### Items listed in a dataset

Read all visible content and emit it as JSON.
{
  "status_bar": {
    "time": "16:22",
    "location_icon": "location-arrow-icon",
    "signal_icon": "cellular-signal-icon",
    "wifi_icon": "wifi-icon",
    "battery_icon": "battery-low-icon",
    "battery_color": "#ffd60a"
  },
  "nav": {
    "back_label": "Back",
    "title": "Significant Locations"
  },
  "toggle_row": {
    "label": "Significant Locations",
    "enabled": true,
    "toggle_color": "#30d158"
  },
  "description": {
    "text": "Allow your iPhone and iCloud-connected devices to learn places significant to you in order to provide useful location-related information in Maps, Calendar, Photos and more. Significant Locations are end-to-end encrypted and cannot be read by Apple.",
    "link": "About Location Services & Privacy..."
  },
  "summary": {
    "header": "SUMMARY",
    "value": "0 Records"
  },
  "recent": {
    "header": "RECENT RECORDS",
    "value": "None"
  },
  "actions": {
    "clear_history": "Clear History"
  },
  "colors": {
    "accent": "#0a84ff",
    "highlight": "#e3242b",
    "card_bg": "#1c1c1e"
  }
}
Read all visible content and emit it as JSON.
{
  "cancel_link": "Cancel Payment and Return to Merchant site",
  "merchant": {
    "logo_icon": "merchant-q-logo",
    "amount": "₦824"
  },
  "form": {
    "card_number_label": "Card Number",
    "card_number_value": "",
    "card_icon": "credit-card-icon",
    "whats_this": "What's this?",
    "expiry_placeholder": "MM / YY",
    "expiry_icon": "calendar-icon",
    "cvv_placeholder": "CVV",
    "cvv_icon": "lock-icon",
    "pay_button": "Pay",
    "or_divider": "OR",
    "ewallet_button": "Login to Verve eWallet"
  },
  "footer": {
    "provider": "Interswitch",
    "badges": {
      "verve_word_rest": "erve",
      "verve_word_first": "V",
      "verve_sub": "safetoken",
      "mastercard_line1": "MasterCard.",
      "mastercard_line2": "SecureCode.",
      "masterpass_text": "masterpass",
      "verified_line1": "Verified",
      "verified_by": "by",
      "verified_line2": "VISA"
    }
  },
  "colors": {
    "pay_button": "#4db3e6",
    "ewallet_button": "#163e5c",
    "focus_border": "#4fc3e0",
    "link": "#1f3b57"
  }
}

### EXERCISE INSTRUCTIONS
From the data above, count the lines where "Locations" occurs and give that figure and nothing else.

### EXERCISE ANSWER
3